Assigned task —
So that the copy matches the original, write out every entry exactly.

Exercise input below:

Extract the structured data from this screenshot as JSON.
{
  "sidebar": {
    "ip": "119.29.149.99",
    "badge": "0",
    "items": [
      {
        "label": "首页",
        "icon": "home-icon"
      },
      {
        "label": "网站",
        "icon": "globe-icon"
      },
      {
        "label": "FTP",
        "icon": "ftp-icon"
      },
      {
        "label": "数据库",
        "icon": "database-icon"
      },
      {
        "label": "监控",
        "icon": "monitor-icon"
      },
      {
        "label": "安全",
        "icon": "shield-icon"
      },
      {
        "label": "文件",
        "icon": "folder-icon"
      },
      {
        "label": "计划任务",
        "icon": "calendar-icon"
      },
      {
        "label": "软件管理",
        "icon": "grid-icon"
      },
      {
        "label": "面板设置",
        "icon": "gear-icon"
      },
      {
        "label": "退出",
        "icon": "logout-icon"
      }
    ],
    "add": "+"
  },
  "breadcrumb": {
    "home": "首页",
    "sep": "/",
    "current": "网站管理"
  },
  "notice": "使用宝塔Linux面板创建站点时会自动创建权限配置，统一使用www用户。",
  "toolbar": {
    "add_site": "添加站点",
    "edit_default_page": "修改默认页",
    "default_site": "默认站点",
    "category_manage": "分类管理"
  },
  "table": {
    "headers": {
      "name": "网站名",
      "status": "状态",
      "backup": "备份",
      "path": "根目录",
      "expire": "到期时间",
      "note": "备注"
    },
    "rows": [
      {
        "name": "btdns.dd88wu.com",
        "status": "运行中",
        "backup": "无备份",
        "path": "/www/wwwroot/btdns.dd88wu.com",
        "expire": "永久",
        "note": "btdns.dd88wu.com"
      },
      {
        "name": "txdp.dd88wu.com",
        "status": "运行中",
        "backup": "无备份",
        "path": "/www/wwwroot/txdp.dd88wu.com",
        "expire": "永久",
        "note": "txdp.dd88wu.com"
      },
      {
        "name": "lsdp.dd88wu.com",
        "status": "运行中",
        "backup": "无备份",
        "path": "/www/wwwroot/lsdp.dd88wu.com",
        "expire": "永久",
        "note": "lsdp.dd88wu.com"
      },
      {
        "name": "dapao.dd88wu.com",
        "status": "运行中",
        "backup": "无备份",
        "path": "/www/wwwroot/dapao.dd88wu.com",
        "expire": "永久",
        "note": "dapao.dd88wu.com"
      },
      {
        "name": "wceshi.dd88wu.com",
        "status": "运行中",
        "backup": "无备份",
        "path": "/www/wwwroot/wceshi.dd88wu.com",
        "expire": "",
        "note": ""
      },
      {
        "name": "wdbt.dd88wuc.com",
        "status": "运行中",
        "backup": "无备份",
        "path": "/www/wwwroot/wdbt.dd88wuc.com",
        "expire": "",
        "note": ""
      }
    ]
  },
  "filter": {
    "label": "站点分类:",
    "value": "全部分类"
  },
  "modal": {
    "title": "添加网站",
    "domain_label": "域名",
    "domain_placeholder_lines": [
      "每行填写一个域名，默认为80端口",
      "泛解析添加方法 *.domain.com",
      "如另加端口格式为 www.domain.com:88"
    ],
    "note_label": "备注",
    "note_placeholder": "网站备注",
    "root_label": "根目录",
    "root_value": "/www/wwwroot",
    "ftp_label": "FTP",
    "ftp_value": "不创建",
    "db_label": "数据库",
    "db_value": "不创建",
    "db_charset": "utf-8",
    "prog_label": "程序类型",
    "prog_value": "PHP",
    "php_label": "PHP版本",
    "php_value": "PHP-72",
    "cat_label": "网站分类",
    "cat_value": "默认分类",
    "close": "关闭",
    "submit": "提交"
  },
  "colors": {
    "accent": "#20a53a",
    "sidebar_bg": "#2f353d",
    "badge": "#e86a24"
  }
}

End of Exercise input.

Exercise solution —
Extract the structured data from this screenshot as JSON.
{
  "sidebar": {
    "ip": "119.29.149.99",
    "badge": "0",
    "items": [
      {
        "label": "首页",
        "icon": "home-icon"
      },
      {
        "label": "网站",
        "icon": "globe-icon"
      },
      {
        "label": "FTP",
        "icon": "ftp-icon"
      },
      {
        "label": "数据库",
        "icon": "database-icon"
      },
      {
        "label": "监控",
        "icon": "monitor-icon"
      },
      {
        "label": "安全",
        "icon": "shield-icon"
      },
      {
        "label": "文件",
        "icon": "folder-icon"
      },
      {
        "label": "计划任务",
        "icon": "calendar-icon"
      },
      {
        "label": "软件管理",
        "icon": "grid-icon"
      },
      {
        "label": "面板设置",
        "icon": "gear-icon"
      },
      {
        "label": "退出",
        "icon": "logout-icon"
      }
    ],
    "add": "+"
  },
  "breadcrumb": {
    "home": "首页",
    "sep": "/",
    "current": "网站管理"
  },
  "notice": "使用宝塔Linux面板创建站点时会自动创建权限配置，统一使用www用户。",
  "toolbar": {
    "add_site": "添加站点",
    "edit_default_page": "修改默认页",
    "default_site": "默认站点",
    "category_manage": "分类管理"
  },
  "table": {
    "headers": {
      "name": "网站名",
      "status": "状态",
      "backup": "备份",
      "path": "根目录",
      "expire": "到期时间",
      "note": "备注"
    },
    "rows": [
      {
        "name": "btdns.dd88wu.com",
        "status": "运行中",
        "backup": "无备份",
        "path": "/www/wwwroot/btdns.dd88wu.com",
        "expire": "永久",
        "note": "btdns.dd88wu.com"
      },
      {
        "name": "txdp.dd88wu.com",
        "status": "运行中",
        "backup": "无备份",
        "path": "/www/wwwroot/txdp.dd88wu.com",
        "expire": "永久",
        "note": "txdp.dd88wu.com"
      },
      {
        "name": "lsdp.dd88wu.com",
        "status": "运行中",
        "backup": "无备份",
        "path": "/www/wwwroot/lsdp.dd88wu.com",
        "expire": "永久",
        "note": "lsdp.dd88wu.com"
      },
      {
        "name": "dapao.dd88wu.com",
        "status": "运行中",
        "backup": "无备份",
        "path": "/www/wwwroot/dapao.dd88wu.com",
        "expire": "永久",
        "note": "dapao.dd88wu.com"
      },
      {
        "name": "wceshi.dd88wu.com",
        "status": "运行中",
        "backup": "无备份",
        "path": "/www/wwwroot/wceshi.dd88wu.com",
        "expire": "",
        "note": ""
      },
      {
        "name": "wdbt.dd88wuc.com",
        "status": "运行中",
        "backup": "无备份",
        "path": "/www/wwwroot/wdbt.dd88wuc.com",
        "expire": "",
        "note": ""
      }
    ]
  },
  "filter": {
    "label": "站点分类:",
    "value": "全部分类"
  },
  "modal": {
    "title": "添加网站",
    "domain_label": "域名",
    "domain_placeholder_lines": [
      "每行填写一个域名，默认为80端口",
      "泛解析添加方法 *.domain.com",
      "如另加端口格式为 www.domain.com:88"
    ],
    "note_label": "备注",
    "note_placeholder": "网站备注",
    "root_label": "根目录",
    "root_value": "/www/wwwroot",
    "ftp_label": "FTP",
    "ftp_value": "不创建",
    "db_label": "数据库",
    "db_value": "不创建",
    "db_charset": "utf-8",
    "prog_label": "程序类型",
    "prog_value": "PHP",
    "php_label": "PHP版本",
    "php_value": "PHP-72",
    "cat_label": "网站分类",
    "cat_value": "默认分类",
    "close": "关闭",
    "submit": "提交"
  },
  "colors": {
    "accent": "#20a53a",
    "sidebar_bg": "#2f353d",
    "badge": "#e86a24"
  }
}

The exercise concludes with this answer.